As a comparison:
Breast Cancer: According to cdc.gov: In 2007 (the most recent year numbers are available)—202,964 women in the United States were diagnosed with breast cancer.
Lung Cancer: According to cdc.gov: In 2007 (the most recent year numbers are available)— 203,536 people in the United States were diagnosed with lung cancer.
Prostate Cancer: According to cdc.gov: In 2007 (the most recent year numbers are available)—223,307 men in the United States were diagnosed with prostate cancer.
Three diagnoses, over 625,000 cases. Versus 12,500 cases of 12 different types of childhood cancer. Granted, adult cancers are typically due to aged cells, lifestyle, environmental/chemical exposure. Kids don’t smoke, drink and are well, are kids. Young.
The childhood cancer community can’t compete with these kinds of numbers. Childhood cancer, as a family of diagnoses, is rare. Not to mention the tiny numbers of each individual diagnosis. It certainly does not feel rare when it happens to you. It does not feel rare when each one of our members has a plethora of families that we follow, fall in love with, laugh with and grieve with. It does not feel rare when 46 Mommas are together, in one place, shaving their heads for childhood cancer research. It does not feel rare when your child dies. It hurts, it’s fearful, it’s full of anxiety. It permeates every cell of your existence.

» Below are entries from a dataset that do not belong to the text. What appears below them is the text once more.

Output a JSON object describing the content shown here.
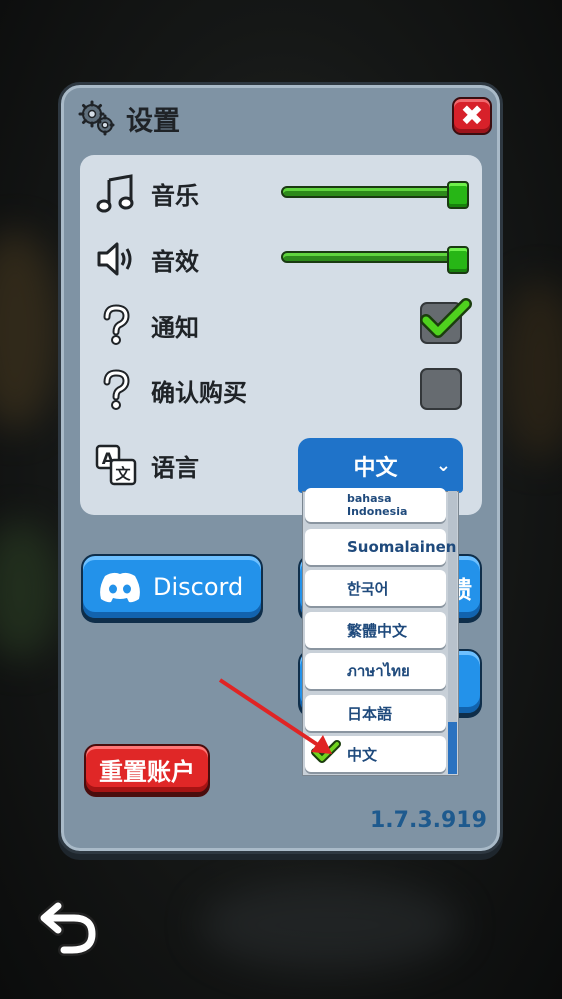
{
  "settings": {
    "title": "设置",
    "close_symbol": "✖",
    "music_label": "音乐",
    "music_volume": 1.0,
    "sfx_label": "音效",
    "sfx_volume": 1.0,
    "notify_label": "通知",
    "notify_checked": true,
    "confirm_label": "确认购买",
    "confirm_checked": false,
    "language_label": "语言",
    "language_value": "中文",
    "language_options": [
      {
        "label": "bahasa Indonesia"
      },
      {
        "label": "Suomalainen"
      },
      {
        "label": "한국어"
      },
      {
        "label": "繁體中文"
      },
      {
        "label": "ภาษาไทย"
      },
      {
        "label": "日本語"
      },
      {
        "label": "中文",
        "selected": true
      }
    ],
    "discord_label": "Discord",
    "right_button_partial": "馈",
    "reset_label": "重置账户",
    "version": "1.7.3.919"
  },
  "icons": {
    "gear": "gear-icon",
    "music": "music-note-icon",
    "sfx": "speaker-icon",
    "help": "question-icon",
    "language": "translate-icon",
    "back": "back-arrow-icon",
    "check": "checkmark-icon"
  },
  "colors": {
    "panel": "#7f93a4",
    "inner": "#d4dde6",
    "accent_blue": "#2392ea",
    "accent_red": "#e02727",
    "slider_green": "#27b616",
    "version_blue": "#1e5a8e"
  }
}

I will say this about the word rare. DO NOT use it to dismiss the childhood cancer community. Ever.
What does all this mean to me? It means that we, the childhood cancer community, is truly a grassroots community. Yes, we do have friends and supporters that are not immediately touched by childhood cancer. By and large, the blood, sweat and tears of fundraising, advocating and raising awareness of childhood cancer is done by us. The ‘users’. We are a passionate, motivated and dynamic group. We are also exhausted, weary, depressed, anxious, fearful….. We are tired. Yet we keep on, keeping on. While it would be grand to have the same support that some adult cancers have, quite frankly I don’t want to see those kinds of numbers of diagnoses in order to garner that kind of support.
Over the past three years I have had to decide WHERE to place my allegiance. Where do I put my time and energy to get the most bang for my buck? I SHOULD support the JMML Foundation. Yet I came to the conclusion that my fundraising time would be best spent supporting a broader scope of childhood cancer research. (Talk about a tough decision to make.) Which is why my charity of choice for funding childhood cancer research is St Baldrick’s. I offer my time, my heart and my experience to the JMML Foundation. Locally I support our chapter of American Childhood Cancer Organization. ACCO Inland Northwest. Kinda spread thin, yes? Don’t forget that I have three kids, one of which is living post a diagnosis of cancer and a bone marrow transplant.
Can you see why childhood cancer families are tired? Can you see why we might be mad, from time to time. Can you see how the word ‘rare’ might bring out some ire? We are a fierce bunch. Yet, we are rare.*
With limitless love…..
*The opinions expressed in this blog entry are not necessarily the opinions shared by the childhood cancer community. These opinions only belong to the writer of this blog. Any implication is unintended and not meant to be disrespectful of others’ opinions.